BEGIN MATERIAL FOR THIS TASK

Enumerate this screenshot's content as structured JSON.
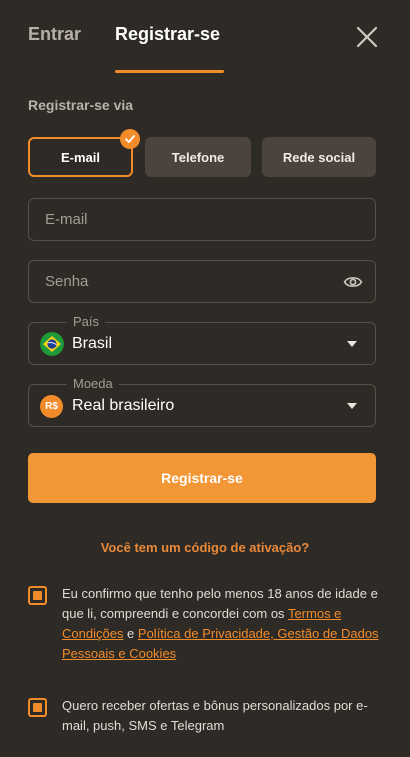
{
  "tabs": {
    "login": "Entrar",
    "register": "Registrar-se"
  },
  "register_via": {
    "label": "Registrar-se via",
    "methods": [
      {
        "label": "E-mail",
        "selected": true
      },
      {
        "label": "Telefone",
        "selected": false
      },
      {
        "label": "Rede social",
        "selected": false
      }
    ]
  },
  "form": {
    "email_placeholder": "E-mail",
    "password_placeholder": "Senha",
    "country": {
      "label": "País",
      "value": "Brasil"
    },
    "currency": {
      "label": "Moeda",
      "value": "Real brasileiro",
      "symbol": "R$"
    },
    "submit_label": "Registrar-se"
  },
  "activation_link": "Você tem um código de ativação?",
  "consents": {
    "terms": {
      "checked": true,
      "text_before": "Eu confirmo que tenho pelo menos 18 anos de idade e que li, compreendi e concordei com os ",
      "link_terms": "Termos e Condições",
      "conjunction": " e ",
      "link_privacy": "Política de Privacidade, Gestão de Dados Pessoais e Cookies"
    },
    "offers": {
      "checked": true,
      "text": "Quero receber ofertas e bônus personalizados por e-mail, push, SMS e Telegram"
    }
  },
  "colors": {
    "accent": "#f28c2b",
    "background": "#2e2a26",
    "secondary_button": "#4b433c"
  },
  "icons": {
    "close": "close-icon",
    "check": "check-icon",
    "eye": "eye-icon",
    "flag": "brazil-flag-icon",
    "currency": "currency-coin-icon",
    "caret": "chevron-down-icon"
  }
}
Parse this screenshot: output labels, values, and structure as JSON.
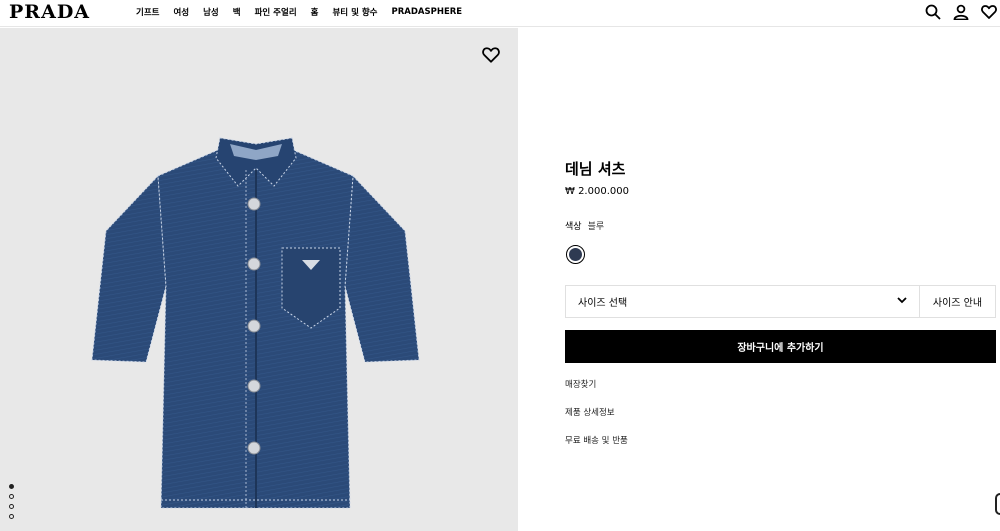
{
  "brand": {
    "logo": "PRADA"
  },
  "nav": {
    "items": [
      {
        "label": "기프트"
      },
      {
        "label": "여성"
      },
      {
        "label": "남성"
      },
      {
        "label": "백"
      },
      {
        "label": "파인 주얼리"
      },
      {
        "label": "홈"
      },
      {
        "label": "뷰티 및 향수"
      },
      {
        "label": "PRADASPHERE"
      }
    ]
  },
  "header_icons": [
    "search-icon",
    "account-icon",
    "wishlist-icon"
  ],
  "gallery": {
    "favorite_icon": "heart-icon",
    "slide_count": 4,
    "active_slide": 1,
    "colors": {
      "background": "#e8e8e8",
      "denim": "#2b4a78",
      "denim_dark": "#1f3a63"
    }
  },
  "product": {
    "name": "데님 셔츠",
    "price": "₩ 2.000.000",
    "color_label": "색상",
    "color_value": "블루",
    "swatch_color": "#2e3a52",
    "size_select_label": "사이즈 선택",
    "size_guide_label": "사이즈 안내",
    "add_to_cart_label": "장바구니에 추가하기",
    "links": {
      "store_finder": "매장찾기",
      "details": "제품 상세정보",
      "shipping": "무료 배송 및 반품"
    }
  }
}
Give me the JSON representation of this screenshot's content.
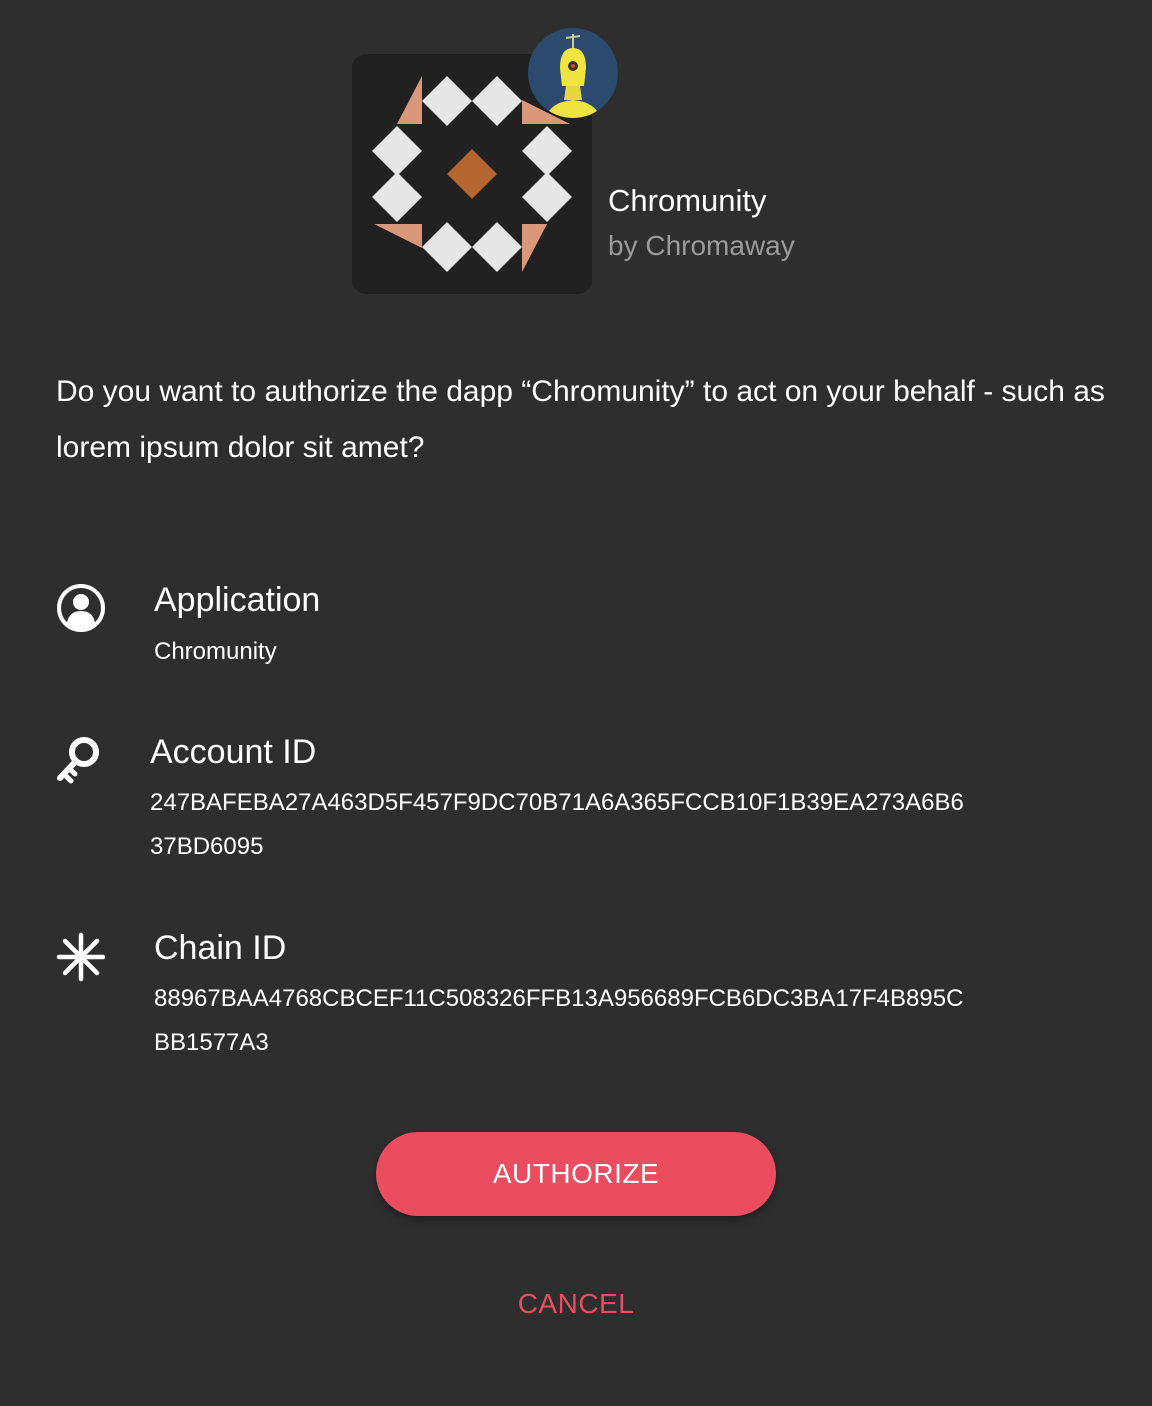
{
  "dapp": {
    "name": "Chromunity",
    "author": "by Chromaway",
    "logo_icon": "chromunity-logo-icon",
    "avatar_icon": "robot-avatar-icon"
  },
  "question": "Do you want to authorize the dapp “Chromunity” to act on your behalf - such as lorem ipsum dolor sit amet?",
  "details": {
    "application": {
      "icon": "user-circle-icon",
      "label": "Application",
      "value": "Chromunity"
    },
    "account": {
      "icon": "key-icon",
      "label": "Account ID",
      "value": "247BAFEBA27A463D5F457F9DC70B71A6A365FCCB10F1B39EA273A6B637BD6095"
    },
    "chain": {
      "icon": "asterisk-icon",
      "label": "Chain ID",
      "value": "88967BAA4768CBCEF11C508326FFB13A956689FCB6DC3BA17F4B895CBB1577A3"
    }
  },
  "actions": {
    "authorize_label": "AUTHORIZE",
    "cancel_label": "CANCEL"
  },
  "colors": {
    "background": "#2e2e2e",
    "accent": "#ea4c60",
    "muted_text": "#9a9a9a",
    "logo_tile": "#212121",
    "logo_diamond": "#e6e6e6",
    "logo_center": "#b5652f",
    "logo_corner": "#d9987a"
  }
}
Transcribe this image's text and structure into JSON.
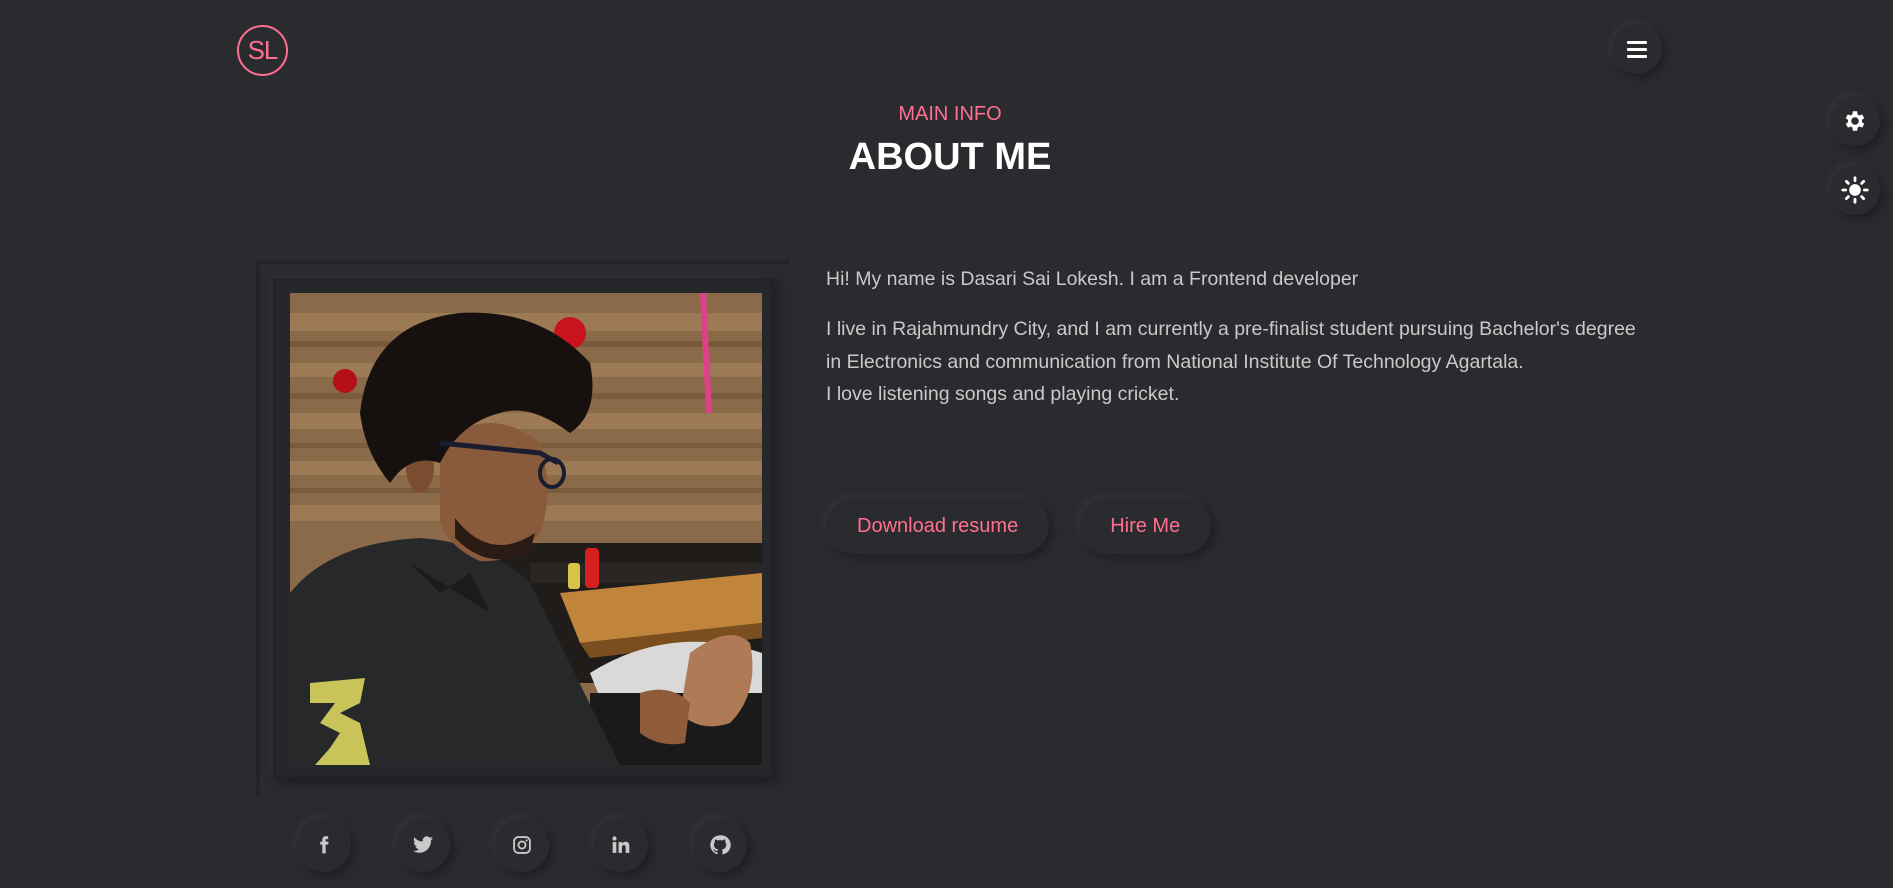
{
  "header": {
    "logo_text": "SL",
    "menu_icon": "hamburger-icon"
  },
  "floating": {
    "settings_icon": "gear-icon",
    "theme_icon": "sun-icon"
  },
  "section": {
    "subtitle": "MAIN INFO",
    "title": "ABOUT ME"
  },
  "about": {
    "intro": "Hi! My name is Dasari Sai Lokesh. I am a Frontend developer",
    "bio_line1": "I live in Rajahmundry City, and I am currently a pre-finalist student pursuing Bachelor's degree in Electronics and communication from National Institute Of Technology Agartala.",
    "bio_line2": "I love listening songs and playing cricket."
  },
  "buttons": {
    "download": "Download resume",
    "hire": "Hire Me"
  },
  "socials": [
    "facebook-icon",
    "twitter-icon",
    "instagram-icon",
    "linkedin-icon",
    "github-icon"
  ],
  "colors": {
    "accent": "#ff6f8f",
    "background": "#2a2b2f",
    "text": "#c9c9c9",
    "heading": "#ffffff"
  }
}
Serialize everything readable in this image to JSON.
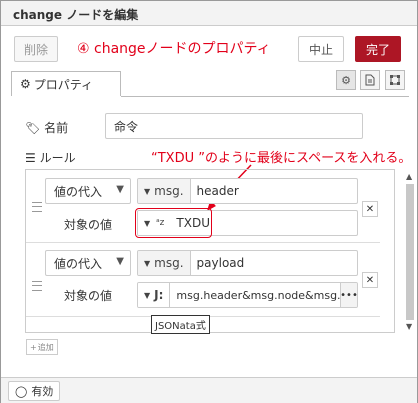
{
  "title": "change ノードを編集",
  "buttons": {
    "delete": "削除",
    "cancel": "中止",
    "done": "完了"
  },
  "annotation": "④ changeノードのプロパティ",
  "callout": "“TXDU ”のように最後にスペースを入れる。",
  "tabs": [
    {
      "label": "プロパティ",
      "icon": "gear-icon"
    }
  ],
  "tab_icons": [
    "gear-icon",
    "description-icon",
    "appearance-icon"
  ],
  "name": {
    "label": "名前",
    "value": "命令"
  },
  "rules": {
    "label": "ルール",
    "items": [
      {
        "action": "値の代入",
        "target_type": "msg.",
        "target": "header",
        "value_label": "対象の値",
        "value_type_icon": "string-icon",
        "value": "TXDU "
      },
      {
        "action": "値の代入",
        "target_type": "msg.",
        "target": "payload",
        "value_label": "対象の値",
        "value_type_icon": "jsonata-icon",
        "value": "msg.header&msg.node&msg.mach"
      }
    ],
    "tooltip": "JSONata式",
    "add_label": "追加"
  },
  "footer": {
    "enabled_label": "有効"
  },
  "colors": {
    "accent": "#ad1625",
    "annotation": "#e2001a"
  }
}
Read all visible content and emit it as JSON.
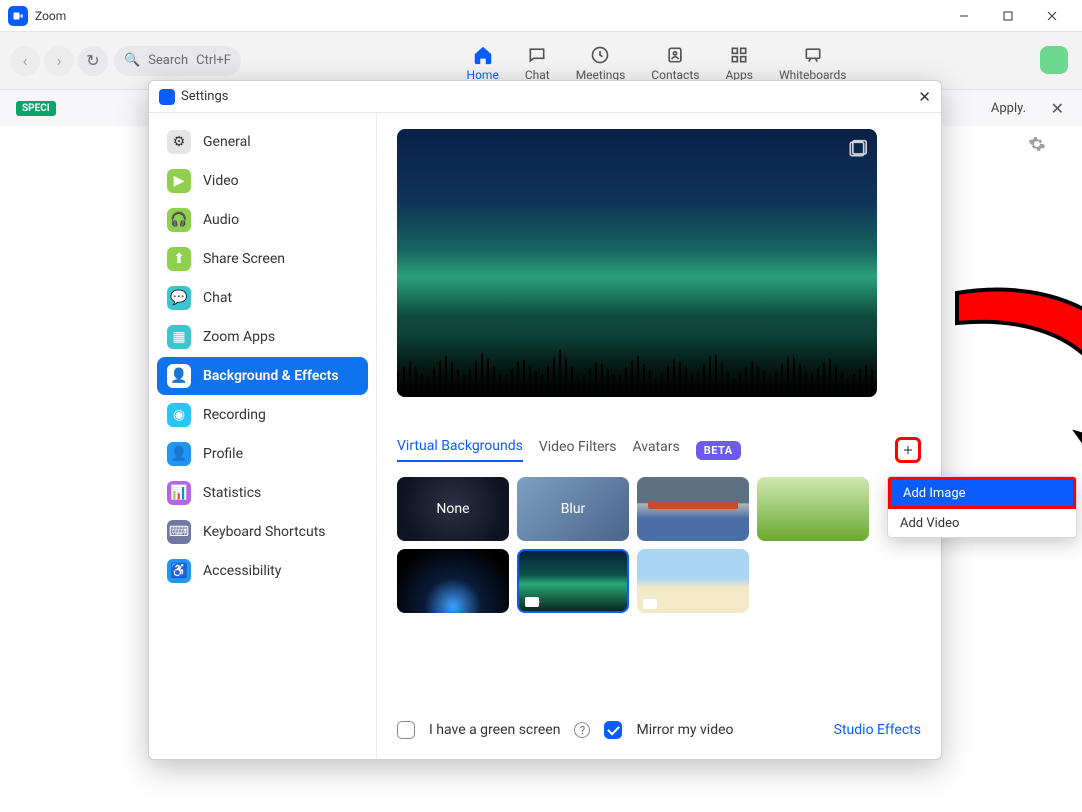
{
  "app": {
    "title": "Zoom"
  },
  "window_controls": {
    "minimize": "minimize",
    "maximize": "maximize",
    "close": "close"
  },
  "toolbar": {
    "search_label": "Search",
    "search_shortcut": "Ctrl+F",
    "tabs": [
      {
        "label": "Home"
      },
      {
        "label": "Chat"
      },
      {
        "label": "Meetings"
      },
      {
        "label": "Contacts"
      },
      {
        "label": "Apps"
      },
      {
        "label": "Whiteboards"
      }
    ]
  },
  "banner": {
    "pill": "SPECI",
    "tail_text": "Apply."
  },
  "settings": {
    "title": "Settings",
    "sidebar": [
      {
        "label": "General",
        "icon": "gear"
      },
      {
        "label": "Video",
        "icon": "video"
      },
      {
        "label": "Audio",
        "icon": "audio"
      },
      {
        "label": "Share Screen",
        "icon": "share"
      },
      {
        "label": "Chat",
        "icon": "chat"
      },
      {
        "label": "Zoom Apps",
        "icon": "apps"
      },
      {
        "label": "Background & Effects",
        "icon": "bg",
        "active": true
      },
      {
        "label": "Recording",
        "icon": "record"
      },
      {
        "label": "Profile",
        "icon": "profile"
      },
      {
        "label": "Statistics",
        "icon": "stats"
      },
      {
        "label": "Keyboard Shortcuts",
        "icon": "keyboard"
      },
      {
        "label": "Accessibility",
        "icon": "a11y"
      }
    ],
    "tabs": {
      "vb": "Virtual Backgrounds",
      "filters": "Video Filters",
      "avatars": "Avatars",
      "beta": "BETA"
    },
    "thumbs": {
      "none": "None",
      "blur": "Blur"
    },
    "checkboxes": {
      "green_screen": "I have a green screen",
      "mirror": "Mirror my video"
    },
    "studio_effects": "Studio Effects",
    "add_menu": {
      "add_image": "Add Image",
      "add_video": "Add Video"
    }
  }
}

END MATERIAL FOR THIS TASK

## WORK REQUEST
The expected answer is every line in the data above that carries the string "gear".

## RESULT
    "settings_icon": "gear-icon",
      "icon": "gear-icon"
    "gear-icon",
        "icon": "gear"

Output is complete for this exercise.